There’s a saying in writing that you have to be able to “kill your babies”. Which means that sometimes there is a scene or a character that you just love, but it has to go. It can’t stay in the narrative. I’ve faced two of those in the past week. Both times, on the Wild Cards story and on the novel, I wrote a scene or in one case a set up, and in the back of my head a tiny little voice went “Ah, come on!”
It behooves writers to listen to that tiny voice because when your reader or viewer hits that moment it’s not going to be a tiny voice it’s going to be a bull horn going “AH COME ON!!!” When that happens you’ve lost the audience’s trust and that’s death for a book or a movie. There is a compact or a contract or a promise that flows between writer and reader/viewer/player and it all rests in trust. I believe you are going to take me on an adventure and not disappoint me.
The audience gives us money and in return we promise that we’ll play fair. We won’t tell you the book is one thing and then not deliver. Now that doesn’t mean we can’t surprise readers, but we can’t violate the promise we make in the beginning and if we are good at our craft we keep reinforcing that promise all the way through the book until we deliver a satisfying conclusion. We have to be authentic. A reader can spot inauthenticity from a hundred miles away. If a writer is just doing romances because they sell and doesn’t actually love that genre 99% of the time that will show. That’s also a form of cheating your readers
But back to making cuts — this inability on the part of some writers to lose things they love is why Hollywood is so wary of allowing the author of a book to do the screenplay adaptation. You’ve got to be brutal when adapting. Keep the theme, the feel, the basic narrative but the exact moves that told the story in prose form may not work in this different medium. Scenes are cut. Other scenes are added. Multiple characters get merged into one or cut out all together.

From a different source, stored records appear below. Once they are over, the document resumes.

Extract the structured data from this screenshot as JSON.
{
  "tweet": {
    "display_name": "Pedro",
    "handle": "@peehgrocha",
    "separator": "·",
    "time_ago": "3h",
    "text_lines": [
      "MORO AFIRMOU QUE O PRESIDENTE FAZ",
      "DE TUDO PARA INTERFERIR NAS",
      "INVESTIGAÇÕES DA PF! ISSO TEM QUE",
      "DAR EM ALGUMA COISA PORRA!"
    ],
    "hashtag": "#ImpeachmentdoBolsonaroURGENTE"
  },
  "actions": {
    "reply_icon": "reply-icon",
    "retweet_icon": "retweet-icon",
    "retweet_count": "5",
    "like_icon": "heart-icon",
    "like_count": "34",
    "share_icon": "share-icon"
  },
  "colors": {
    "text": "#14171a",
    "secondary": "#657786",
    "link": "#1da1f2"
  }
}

My advice to anybody starting out in this business is “if it doesn’t feel right it probably isn’t.” I don’t sit down to write without a detailed outline, but this is one place where I do listen to my hind-brain.